- [What to do]
Pull out every line below holding the word "this".

═══ Source information ═══

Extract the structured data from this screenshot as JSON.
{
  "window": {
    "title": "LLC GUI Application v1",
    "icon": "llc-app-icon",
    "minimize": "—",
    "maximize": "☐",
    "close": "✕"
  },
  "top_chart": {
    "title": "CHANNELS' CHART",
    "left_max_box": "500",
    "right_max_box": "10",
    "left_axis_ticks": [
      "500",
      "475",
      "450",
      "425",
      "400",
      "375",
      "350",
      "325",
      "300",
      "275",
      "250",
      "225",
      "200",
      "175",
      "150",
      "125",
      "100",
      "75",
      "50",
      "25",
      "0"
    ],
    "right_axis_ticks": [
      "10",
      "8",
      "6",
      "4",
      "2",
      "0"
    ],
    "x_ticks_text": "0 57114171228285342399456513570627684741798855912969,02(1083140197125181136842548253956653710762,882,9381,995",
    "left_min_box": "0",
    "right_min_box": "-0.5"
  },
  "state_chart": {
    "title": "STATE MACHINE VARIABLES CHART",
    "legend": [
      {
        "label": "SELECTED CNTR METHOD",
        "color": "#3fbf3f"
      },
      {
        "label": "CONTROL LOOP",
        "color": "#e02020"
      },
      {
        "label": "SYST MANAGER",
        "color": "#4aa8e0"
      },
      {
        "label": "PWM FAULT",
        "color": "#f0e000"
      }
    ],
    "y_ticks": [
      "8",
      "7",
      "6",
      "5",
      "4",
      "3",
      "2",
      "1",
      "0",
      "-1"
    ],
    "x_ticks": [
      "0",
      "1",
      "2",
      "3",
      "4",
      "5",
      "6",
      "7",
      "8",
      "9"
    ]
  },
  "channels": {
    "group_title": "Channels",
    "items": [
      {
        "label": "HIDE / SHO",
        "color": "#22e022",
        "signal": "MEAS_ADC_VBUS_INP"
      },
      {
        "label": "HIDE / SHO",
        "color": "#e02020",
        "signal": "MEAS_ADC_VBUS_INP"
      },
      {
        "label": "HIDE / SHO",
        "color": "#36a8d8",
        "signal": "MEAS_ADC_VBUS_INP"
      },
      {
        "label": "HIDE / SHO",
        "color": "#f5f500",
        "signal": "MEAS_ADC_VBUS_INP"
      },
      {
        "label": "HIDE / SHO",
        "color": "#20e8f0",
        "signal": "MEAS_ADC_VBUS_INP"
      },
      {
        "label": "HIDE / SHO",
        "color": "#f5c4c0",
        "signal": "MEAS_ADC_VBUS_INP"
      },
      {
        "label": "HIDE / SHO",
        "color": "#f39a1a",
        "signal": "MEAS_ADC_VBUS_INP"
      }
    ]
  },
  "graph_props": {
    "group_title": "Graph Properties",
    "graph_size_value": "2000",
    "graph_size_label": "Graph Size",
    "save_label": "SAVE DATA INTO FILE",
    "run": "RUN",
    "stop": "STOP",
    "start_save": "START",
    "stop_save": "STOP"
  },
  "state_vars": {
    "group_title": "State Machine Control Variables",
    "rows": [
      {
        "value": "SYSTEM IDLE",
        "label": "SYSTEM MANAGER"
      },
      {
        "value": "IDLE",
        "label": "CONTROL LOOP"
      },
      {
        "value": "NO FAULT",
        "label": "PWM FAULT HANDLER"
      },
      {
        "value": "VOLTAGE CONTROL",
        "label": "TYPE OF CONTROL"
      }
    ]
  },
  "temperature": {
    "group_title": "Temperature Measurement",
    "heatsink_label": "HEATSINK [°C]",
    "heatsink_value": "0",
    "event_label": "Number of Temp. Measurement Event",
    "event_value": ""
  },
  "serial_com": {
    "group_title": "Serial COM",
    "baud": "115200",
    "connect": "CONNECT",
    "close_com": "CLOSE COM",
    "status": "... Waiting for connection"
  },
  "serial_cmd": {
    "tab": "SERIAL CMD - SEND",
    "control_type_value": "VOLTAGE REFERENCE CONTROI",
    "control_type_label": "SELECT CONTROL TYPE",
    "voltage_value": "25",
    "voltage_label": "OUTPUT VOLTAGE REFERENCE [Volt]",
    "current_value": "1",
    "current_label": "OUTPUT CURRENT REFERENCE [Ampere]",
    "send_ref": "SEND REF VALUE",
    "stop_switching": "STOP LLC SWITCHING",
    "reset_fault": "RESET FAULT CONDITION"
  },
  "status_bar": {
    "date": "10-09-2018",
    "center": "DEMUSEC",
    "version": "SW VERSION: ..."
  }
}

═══
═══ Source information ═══

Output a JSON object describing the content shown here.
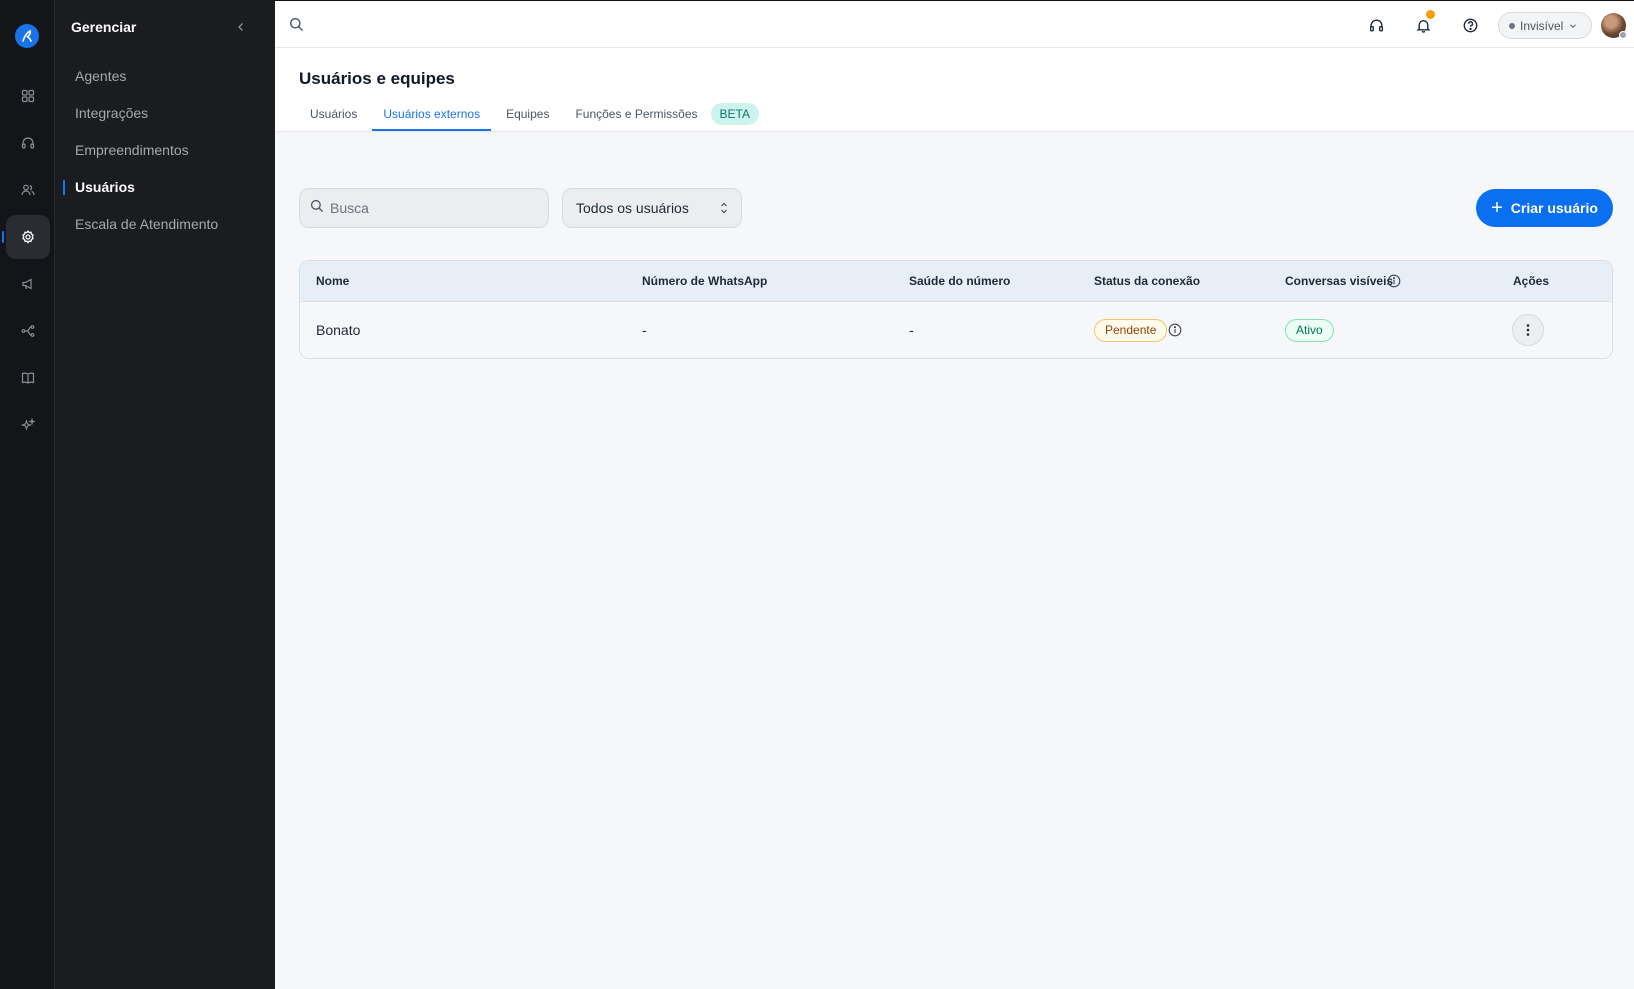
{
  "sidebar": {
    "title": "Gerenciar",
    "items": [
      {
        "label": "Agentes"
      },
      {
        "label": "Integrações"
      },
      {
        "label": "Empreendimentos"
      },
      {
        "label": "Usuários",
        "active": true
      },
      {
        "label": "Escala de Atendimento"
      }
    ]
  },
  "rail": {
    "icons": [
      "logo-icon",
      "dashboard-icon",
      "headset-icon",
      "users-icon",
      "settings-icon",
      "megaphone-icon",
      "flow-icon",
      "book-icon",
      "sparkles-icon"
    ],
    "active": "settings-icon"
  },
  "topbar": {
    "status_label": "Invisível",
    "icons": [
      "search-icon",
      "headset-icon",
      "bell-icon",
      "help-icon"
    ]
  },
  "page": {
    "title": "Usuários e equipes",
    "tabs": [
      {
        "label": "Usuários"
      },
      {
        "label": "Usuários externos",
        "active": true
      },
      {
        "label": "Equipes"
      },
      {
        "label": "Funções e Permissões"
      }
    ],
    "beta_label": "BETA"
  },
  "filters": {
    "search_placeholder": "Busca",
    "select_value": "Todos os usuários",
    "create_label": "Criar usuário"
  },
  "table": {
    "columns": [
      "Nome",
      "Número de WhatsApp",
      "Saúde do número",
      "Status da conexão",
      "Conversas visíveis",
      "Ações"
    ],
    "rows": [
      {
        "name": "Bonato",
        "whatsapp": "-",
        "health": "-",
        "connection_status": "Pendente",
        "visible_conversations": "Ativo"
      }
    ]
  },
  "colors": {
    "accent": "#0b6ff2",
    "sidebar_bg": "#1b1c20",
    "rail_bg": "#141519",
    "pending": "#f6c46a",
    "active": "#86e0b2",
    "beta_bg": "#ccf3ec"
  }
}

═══
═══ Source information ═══

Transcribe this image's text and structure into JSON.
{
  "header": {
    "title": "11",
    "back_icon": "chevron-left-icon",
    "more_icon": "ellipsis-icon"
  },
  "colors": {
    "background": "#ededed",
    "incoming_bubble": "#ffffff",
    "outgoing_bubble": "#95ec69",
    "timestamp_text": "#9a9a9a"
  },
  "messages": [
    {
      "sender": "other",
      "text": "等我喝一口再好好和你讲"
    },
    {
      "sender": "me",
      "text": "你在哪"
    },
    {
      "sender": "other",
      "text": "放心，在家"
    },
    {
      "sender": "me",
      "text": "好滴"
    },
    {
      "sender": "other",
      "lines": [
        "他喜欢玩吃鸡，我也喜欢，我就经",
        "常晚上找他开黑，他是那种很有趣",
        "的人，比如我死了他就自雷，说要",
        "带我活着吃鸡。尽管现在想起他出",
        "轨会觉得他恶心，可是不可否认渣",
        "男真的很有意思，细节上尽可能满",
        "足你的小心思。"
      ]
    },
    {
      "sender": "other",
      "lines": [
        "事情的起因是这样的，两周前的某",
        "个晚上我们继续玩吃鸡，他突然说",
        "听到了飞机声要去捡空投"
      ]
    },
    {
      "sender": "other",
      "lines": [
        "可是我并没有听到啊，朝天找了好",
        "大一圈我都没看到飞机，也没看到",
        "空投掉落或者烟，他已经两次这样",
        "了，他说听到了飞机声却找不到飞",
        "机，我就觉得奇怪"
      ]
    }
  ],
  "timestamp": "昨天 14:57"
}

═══

- [Reply to the task]
Extract the structured data from this screenshot as JSON.
Transcribe this image's text and structure into JSON.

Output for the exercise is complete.